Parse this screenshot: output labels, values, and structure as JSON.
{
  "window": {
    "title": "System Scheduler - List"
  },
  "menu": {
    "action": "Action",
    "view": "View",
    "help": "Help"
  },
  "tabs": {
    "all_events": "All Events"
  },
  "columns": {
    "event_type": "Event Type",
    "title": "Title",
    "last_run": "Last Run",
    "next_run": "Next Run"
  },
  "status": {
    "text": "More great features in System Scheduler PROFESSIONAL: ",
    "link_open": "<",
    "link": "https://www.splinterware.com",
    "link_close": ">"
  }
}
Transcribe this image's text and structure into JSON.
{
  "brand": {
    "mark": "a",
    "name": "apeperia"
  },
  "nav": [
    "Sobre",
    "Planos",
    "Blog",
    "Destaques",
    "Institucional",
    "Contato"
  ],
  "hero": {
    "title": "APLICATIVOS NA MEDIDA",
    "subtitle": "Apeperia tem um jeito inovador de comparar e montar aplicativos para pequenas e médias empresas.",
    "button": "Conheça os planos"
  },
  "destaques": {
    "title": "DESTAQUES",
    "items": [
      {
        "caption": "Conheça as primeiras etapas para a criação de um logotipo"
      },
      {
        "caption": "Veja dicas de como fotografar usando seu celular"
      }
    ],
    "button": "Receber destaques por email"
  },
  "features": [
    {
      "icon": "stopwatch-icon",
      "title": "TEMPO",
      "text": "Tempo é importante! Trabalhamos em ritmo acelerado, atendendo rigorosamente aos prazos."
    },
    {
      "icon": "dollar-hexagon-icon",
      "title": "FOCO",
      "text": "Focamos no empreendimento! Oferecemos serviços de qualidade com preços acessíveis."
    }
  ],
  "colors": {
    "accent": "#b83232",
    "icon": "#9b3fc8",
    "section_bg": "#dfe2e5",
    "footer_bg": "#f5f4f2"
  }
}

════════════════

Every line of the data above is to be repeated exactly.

Parse this screenshot: output labels, values, and structure as JSON.
{
  "window": {
    "title": "System Scheduler - List"
  },
  "menu": {
    "action": "Action",
    "view": "View",
    "help": "Help"
  },
  "tabs": {
    "all_events": "All Events"
  },
  "columns": {
    "event_type": "Event Type",
    "title": "Title",
    "last_run": "Last Run",
    "next_run": "Next Run"
  },
  "status": {
    "text": "More great features in System Scheduler PROFESSIONAL: ",
    "link_open": "<",
    "link": "https://www.splinterware.com",
    "link_close": ">"
  }
}
Transcribe this image's text and structure into JSON.
{
  "brand": {
    "mark": "a",
    "name": "apeperia"
  },
  "nav": [
    "Sobre",
    "Planos",
    "Blog",
    "Destaques",
    "Institucional",
    "Contato"
  ],
  "hero": {
    "title": "APLICATIVOS NA MEDIDA",
    "subtitle": "Apeperia tem um jeito inovador de comparar e montar aplicativos para pequenas e médias empresas.",
    "button": "Conheça os planos"
  },
  "destaques": {
    "title": "DESTAQUES",
    "items": [
      {
        "caption": "Conheça as primeiras etapas para a criação de um logotipo"
      },
      {
        "caption": "Veja dicas de como fotografar usando seu celular"
      }
    ],
    "button": "Receber destaques por email"
  },
  "features": [
    {
      "icon": "stopwatch-icon",
      "title": "TEMPO",
      "text": "Tempo é importante! Trabalhamos em ritmo acelerado, atendendo rigorosamente aos prazos."
    },
    {
      "icon": "dollar-hexagon-icon",
      "title": "FOCO",
      "text": "Focamos no empreendimento! Oferecemos serviços de qualidade com preços acessíveis."
    }
  ],
  "colors": {
    "accent": "#b83232",
    "icon": "#9b3fc8",
    "section_bg": "#dfe2e5",
    "footer_bg": "#f5f4f2"
  }
}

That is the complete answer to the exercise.